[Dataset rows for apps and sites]
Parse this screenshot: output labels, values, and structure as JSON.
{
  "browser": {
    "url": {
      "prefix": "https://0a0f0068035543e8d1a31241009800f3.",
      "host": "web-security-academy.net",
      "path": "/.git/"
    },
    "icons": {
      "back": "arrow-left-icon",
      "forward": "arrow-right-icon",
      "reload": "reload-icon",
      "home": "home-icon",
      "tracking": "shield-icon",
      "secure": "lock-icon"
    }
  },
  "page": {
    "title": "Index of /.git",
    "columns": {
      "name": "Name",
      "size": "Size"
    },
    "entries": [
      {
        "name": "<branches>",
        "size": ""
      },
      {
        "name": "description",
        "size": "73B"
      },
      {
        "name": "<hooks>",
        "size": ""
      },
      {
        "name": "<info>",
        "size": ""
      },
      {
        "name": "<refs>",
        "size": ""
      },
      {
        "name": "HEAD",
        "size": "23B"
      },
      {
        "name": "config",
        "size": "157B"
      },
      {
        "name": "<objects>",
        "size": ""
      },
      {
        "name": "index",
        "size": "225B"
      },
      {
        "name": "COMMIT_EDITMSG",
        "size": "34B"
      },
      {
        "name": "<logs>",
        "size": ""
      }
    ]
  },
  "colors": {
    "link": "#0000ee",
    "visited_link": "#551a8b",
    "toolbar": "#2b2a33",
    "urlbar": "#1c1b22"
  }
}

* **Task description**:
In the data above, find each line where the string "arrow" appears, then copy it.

* **Response to the task**:
      "back": "arrow-left-icon",
      "forward": "arrow-right-icon",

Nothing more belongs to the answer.